[Records contained in a dataset]
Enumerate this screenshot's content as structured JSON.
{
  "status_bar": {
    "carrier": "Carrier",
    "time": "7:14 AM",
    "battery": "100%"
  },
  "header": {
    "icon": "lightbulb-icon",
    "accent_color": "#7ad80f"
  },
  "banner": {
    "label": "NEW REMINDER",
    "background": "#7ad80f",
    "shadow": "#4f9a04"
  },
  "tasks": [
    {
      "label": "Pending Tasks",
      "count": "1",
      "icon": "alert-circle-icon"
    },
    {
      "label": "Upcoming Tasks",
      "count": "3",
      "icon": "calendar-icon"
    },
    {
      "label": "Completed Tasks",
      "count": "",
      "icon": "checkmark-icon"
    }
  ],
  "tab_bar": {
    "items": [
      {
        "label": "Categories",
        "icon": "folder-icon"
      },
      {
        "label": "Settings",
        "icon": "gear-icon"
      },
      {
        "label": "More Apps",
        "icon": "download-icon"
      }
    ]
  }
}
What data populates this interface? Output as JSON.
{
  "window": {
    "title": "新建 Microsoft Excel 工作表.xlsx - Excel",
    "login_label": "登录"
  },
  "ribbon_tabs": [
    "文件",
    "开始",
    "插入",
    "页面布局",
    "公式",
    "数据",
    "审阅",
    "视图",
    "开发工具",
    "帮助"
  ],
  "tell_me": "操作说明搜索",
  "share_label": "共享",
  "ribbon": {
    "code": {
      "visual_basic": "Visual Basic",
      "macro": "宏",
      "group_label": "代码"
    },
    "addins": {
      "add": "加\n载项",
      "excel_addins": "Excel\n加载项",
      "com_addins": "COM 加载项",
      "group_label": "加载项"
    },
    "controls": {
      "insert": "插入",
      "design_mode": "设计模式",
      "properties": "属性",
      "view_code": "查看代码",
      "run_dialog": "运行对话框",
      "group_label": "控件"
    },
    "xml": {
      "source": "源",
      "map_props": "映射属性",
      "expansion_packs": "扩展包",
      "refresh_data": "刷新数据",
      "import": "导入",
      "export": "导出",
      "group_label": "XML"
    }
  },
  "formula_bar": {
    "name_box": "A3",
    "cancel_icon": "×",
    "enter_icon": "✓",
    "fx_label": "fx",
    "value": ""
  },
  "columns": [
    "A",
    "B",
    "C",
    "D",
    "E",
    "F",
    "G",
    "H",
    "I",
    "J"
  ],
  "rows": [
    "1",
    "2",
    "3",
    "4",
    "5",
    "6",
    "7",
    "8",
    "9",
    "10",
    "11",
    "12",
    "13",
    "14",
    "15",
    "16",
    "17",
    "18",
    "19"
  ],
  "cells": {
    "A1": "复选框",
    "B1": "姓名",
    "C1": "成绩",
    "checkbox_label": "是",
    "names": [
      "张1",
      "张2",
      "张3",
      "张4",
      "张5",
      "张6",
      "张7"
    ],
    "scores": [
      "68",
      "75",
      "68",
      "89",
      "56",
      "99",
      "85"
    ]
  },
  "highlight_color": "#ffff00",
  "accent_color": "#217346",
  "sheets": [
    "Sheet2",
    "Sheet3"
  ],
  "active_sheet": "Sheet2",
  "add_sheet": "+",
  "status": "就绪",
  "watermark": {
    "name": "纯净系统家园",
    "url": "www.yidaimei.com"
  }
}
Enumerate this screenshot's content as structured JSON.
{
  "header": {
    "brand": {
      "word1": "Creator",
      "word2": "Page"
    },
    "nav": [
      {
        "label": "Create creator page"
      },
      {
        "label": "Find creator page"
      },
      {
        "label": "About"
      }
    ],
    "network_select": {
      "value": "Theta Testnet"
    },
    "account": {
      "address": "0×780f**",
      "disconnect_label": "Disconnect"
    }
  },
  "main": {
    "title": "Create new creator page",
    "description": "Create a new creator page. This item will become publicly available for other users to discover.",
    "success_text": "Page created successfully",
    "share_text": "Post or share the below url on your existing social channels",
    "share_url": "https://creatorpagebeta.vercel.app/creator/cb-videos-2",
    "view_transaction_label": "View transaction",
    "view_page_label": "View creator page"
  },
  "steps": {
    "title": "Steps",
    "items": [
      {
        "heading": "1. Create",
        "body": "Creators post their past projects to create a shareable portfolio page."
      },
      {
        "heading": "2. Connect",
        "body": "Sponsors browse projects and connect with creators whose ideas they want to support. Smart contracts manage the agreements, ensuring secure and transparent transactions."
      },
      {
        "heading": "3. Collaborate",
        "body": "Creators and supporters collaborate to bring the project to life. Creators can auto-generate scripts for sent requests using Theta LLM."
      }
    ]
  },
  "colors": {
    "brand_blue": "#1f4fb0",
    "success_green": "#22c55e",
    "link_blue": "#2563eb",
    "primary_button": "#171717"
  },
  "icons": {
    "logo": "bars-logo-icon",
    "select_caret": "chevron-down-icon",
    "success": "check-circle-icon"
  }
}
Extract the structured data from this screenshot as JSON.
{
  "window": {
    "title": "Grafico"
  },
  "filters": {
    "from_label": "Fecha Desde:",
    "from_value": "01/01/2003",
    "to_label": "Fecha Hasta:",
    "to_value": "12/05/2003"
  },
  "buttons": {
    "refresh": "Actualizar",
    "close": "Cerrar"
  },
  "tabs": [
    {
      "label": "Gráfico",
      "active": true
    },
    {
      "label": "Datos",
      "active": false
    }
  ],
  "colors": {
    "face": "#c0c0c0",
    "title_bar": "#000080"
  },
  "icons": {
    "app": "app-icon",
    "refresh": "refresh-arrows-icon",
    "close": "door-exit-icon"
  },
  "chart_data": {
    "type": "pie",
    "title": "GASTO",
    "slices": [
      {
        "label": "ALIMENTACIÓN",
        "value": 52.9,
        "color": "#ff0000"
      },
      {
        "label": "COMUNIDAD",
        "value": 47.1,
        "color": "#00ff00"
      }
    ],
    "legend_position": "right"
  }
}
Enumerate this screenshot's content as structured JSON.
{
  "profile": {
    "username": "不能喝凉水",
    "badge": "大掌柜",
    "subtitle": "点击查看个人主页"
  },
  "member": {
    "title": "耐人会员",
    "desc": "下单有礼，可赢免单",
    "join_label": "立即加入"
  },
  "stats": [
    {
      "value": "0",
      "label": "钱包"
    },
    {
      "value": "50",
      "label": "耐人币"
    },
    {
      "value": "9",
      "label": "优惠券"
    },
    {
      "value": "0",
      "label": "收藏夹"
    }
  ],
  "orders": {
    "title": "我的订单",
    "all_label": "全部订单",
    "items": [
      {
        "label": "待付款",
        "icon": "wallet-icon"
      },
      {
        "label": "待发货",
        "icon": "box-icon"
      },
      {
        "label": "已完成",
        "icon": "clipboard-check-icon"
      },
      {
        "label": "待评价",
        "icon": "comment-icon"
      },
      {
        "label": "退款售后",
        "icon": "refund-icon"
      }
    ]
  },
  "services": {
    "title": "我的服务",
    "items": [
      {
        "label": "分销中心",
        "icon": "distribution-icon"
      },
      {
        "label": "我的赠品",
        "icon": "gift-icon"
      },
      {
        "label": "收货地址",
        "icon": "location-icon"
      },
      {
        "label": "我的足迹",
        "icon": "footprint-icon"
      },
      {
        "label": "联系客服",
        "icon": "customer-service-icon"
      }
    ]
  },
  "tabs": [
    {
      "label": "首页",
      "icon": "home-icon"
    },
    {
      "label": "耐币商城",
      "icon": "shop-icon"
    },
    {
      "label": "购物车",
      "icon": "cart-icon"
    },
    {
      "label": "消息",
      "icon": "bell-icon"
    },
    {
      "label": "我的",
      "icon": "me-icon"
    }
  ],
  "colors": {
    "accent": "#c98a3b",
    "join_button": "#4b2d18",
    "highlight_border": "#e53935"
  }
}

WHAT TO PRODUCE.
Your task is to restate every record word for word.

OUTPUT FOR THIS EXERCISE.
Enumerate this screenshot's content as structured JSON.
{
  "status_bar": {
    "carrier": "Carrier",
    "time": "7:14 AM",
    "battery": "100%"
  },
  "header": {
    "icon": "lightbulb-icon",
    "accent_color": "#7ad80f"
  },
  "banner": {
    "label": "NEW REMINDER",
    "background": "#7ad80f",
    "shadow": "#4f9a04"
  },
  "tasks": [
    {
      "label": "Pending Tasks",
      "count": "1",
      "icon": "alert-circle-icon"
    },
    {
      "label": "Upcoming Tasks",
      "count": "3",
      "icon": "calendar-icon"
    },
    {
      "label": "Completed Tasks",
      "count": "",
      "icon": "checkmark-icon"
    }
  ],
  "tab_bar": {
    "items": [
      {
        "label": "Categories",
        "icon": "folder-icon"
      },
      {
        "label": "Settings",
        "icon": "gear-icon"
      },
      {
        "label": "More Apps",
        "icon": "download-icon"
      }
    ]
  }
}
What data populates this interface? Output as JSON.
{
  "window": {
    "title": "新建 Microsoft Excel 工作表.xlsx - Excel",
    "login_label": "登录"
  },
  "ribbon_tabs": [
    "文件",
    "开始",
    "插入",
    "页面布局",
    "公式",
    "数据",
    "审阅",
    "视图",
    "开发工具",
    "帮助"
  ],
  "tell_me": "操作说明搜索",
  "share_label": "共享",
  "ribbon": {
    "code": {
      "visual_basic": "Visual Basic",
      "macro": "宏",
      "group_label": "代码"
    },
    "addins": {
      "add": "加\n载项",
      "excel_addins": "Excel\n加载项",
      "com_addins": "COM 加载项",
      "group_label": "加载项"
    },
    "controls": {
      "insert": "插入",
      "design_mode": "设计模式",
      "properties": "属性",
      "view_code": "查看代码",
      "run_dialog": "运行对话框",
      "group_label": "控件"
    },
    "xml": {
      "source": "源",
      "map_props": "映射属性",
      "expansion_packs": "扩展包",
      "refresh_data": "刷新数据",
      "import": "导入",
      "export": "导出",
      "group_label": "XML"
    }
  },
  "formula_bar": {
    "name_box": "A3",
    "cancel_icon": "×",
    "enter_icon": "✓",
    "fx_label": "fx",
    "value": ""
  },
  "columns": [
    "A",
    "B",
    "C",
    "D",
    "E",
    "F",
    "G",
    "H",
    "I",
    "J"
  ],
  "rows": [
    "1",
    "2",
    "3",
    "4",
    "5",
    "6",
    "7",
    "8",
    "9",
    "10",
    "11",
    "12",
    "13",
    "14",
    "15",
    "16",
    "17",
    "18",
    "19"
  ],
  "cells": {
    "A1": "复选框",
    "B1": "姓名",
    "C1": "成绩",
    "checkbox_label": "是",
    "names": [
      "张1",
      "张2",
      "张3",
      "张4",
      "张5",
      "张6",
      "张7"
    ],
    "scores": [
      "68",
      "75",
      "68",
      "89",
      "56",
      "99",
      "85"
    ]
  },
  "highlight_color": "#ffff00",
  "accent_color": "#217346",
  "sheets": [
    "Sheet2",
    "Sheet3"
  ],
  "active_sheet": "Sheet2",
  "add_sheet": "+",
  "status": "就绪",
  "watermark": {
    "name": "纯净系统家园",
    "url": "www.yidaimei.com"
  }
}
Enumerate this screenshot's content as structured JSON.
{
  "header": {
    "brand": {
      "word1": "Creator",
      "word2": "Page"
    },
    "nav": [
      {
        "label": "Create creator page"
      },
      {
        "label": "Find creator page"
      },
      {
        "label": "About"
      }
    ],
    "network_select": {
      "value": "Theta Testnet"
    },
    "account": {
      "address": "0×780f**",
      "disconnect_label": "Disconnect"
    }
  },
  "main": {
    "title": "Create new creator page",
    "description": "Create a new creator page. This item will become publicly available for other users to discover.",
    "success_text": "Page created successfully",
    "share_text": "Post or share the below url on your existing social channels",
    "share_url": "https://creatorpagebeta.vercel.app/creator/cb-videos-2",
    "view_transaction_label": "View transaction",
    "view_page_label": "View creator page"
  },
  "steps": {
    "title": "Steps",
    "items": [
      {
        "heading": "1. Create",
        "body": "Creators post their past projects to create a shareable portfolio page."
      },
      {
        "heading": "2. Connect",
        "body": "Sponsors browse projects and connect with creators whose ideas they want to support. Smart contracts manage the agreements, ensuring secure and transparent transactions."
      },
      {
        "heading": "3. Collaborate",
        "body": "Creators and supporters collaborate to bring the project to life. Creators can auto-generate scripts for sent requests using Theta LLM."
      }
    ]
  },
  "colors": {
    "brand_blue": "#1f4fb0",
    "success_green": "#22c55e",
    "link_blue": "#2563eb",
    "primary_button": "#171717"
  },
  "icons": {
    "logo": "bars-logo-icon",
    "select_caret": "chevron-down-icon",
    "success": "check-circle-icon"
  }
}
Extract the structured data from this screenshot as JSON.
{
  "window": {
    "title": "Grafico"
  },
  "filters": {
    "from_label": "Fecha Desde:",
    "from_value": "01/01/2003",
    "to_label": "Fecha Hasta:",
    "to_value": "12/05/2003"
  },
  "buttons": {
    "refresh": "Actualizar",
    "close": "Cerrar"
  },
  "tabs": [
    {
      "label": "Gráfico",
      "active": true
    },
    {
      "label": "Datos",
      "active": false
    }
  ],
  "colors": {
    "face": "#c0c0c0",
    "title_bar": "#000080"
  },
  "icons": {
    "app": "app-icon",
    "refresh": "refresh-arrows-icon",
    "close": "door-exit-icon"
  },
  "chart_data": {
    "type": "pie",
    "title": "GASTO",
    "slices": [
      {
        "label": "ALIMENTACIÓN",
        "value": 52.9,
        "color": "#ff0000"
      },
      {
        "label": "COMUNIDAD",
        "value": 47.1,
        "color": "#00ff00"
      }
    ],
    "legend_position": "right"
  }
}
Enumerate this screenshot's content as structured JSON.
{
  "profile": {
    "username": "不能喝凉水",
    "badge": "大掌柜",
    "subtitle": "点击查看个人主页"
  },
  "member": {
    "title": "耐人会员",
    "desc": "下单有礼，可赢免单",
    "join_label": "立即加入"
  },
  "stats": [
    {
      "value": "0",
      "label": "钱包"
    },
    {
      "value": "50",
      "label": "耐人币"
    },
    {
      "value": "9",
      "label": "优惠券"
    },
    {
      "value": "0",
      "label": "收藏夹"
    }
  ],
  "orders": {
    "title": "我的订单",
    "all_label": "全部订单",
    "items": [
      {
        "label": "待付款",
        "icon": "wallet-icon"
      },
      {
        "label": "待发货",
        "icon": "box-icon"
      },
      {
        "label": "已完成",
        "icon": "clipboard-check-icon"
      },
      {
        "label": "待评价",
        "icon": "comment-icon"
      },
      {
        "label": "退款售后",
        "icon": "refund-icon"
      }
    ]
  },
  "services": {
    "title": "我的服务",
    "items": [
      {
        "label": "分销中心",
        "icon": "distribution-icon"
      },
      {
        "label": "我的赠品",
        "icon": "gift-icon"
      },
      {
        "label": "收货地址",
        "icon": "location-icon"
      },
      {
        "label": "我的足迹",
        "icon": "footprint-icon"
      },
      {
        "label": "联系客服",
        "icon": "customer-service-icon"
      }
    ]
  },
  "tabs": [
    {
      "label": "首页",
      "icon": "home-icon"
    },
    {
      "label": "耐币商城",
      "icon": "shop-icon"
    },
    {
      "label": "购物车",
      "icon": "cart-icon"
    },
    {
      "label": "消息",
      "icon": "bell-icon"
    },
    {
      "label": "我的",
      "icon": "me-icon"
    }
  ],
  "colors": {
    "accent": "#c98a3b",
    "join_button": "#4b2d18",
    "highlight_border": "#e53935"
  }
}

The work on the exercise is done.